*The people quoted in this post are:
Ali Farahnakian, actor, writer, and owner of the People's Improv comedy theater.
Richard Nash, publisher.
Paul Zweben, partner in several restaurants in NYC and Washington, DC.
Carolyn Zweben, New York City real estate agent.
Robert Reich, Web search entrepreneur and co-founder of oneRiot.
David Hahn, Managing Director of the PR agency Planned TV Arts.
Matt Vogel, Band manager.
But how to do that? Here are 6 things to focus on for the difficult year ahead.
1. Invest Now
A downturn makes raising capital harder, but if you have modest requirements and a product that meets a need, why wait? Robert's thinking is "Fewer startups means more press, and more people to try your offering. The consumer is not going away, if anything they will have more time on their hands."
2. Focus on the Customer
Carolyn, who sold my old apartment through a combination of aggressive marketing and glasses of wine at the open house (so many glasses!), reminds me that business is about customers. With the downturn, that's only more true. "I will continue to go the extra mile," she says. "To say that my strategies would be different [in the future] would mean I have not been doing my job all this time."
3. Give Unique Value
Carolyn's husband Paul provides the Siamese twin of customer focus: making something uniquely valuable. Even in bad times, people will buy what they need, and being able to differentiate yourself from the competition makes the consumer's choice more likely to be in your favor. As he says for his restaurants, "Stay focused on delivering great food and service and the right price.
4. Market, Market, Market
More than ever, it's important to let the customers know that you're there. David, the PR man, notes that in 2009, "We used to rely on word of mouth, strategic networking and some fairly simple marketing strategies. Now we're looking at all sorts of ways to get our name in front of potential customers."
5. Be Honorable
The receding tide of easy money has revealed a scary batch of scams, con men, and thieves. Those who want to stay in business in 2009 need to better corporate citizens and consumers. Improving our trust in one another is the best way forward.
As Ali puts it, "There's a memorable scene in It's a Wonderful Life, when a customer asks for all his money. So George Bailey, the small town banker, gives the man his $500 -- and potentially starts a run on the bank. But the next customer puts an end to George's worries when she asks, "Could I have $17.50 to hold me over for the week?" Right now we have to try and be like the second customer asking for what we need, not we feel we are due. We need to find ways to do well and do good."

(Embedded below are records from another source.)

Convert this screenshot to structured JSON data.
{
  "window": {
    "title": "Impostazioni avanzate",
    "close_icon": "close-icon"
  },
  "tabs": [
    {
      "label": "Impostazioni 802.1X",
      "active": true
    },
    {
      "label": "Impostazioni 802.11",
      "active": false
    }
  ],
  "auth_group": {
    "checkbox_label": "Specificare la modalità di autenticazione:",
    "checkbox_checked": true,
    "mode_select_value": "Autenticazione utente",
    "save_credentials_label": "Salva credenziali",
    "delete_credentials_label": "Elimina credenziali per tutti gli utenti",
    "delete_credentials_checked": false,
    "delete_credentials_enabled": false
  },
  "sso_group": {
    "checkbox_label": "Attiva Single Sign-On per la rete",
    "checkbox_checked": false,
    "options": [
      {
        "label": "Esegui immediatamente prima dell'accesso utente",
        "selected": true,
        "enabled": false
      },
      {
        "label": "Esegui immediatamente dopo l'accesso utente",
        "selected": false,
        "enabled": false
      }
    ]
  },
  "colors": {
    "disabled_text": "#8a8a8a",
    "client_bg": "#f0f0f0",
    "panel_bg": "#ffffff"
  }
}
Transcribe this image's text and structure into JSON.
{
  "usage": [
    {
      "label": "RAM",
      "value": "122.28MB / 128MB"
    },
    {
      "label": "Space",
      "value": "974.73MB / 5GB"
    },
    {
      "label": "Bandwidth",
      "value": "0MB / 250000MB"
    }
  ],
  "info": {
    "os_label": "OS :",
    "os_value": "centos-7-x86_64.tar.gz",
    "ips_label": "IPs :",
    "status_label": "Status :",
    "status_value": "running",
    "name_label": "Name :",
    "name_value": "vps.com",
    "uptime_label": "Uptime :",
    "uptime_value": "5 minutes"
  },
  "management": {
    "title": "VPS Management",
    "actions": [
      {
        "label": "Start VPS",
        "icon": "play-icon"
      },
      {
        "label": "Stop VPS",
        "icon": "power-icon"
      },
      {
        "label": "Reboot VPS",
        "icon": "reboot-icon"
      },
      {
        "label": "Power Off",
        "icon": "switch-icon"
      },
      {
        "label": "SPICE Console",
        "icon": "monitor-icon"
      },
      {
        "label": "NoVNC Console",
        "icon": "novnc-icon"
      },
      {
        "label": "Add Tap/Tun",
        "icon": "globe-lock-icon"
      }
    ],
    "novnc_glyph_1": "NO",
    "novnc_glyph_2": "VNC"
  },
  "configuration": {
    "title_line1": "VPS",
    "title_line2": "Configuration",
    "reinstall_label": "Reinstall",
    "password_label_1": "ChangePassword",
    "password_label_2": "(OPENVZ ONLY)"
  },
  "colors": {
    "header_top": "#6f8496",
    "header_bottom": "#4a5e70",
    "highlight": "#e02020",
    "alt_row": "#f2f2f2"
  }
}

6. Stay the Course
Richard states a perennial truth about upturns and downward spins: "What we need to do to survive 2009 is the same as what we need to be doing to thrive in 2012." So true. Regardless of the fear, the only way to be sure to fail is to give up. Or, as Ali has painted succinctly on the back of his theater wall in 3 foot high letters, where only the actors can see it when performing, "Follow the fear."
And one final thought from Matt and the volatile world of music management about how to cope with 2009 for the entrepreneur: "...just don't watch your stocks and you'll have a better year." Food for thought...
What do you think? Is there something else you will do to cope with 2009? Is now a good time to retire to a far away island? Or are you getting ready to launch something new that will give everyone hope?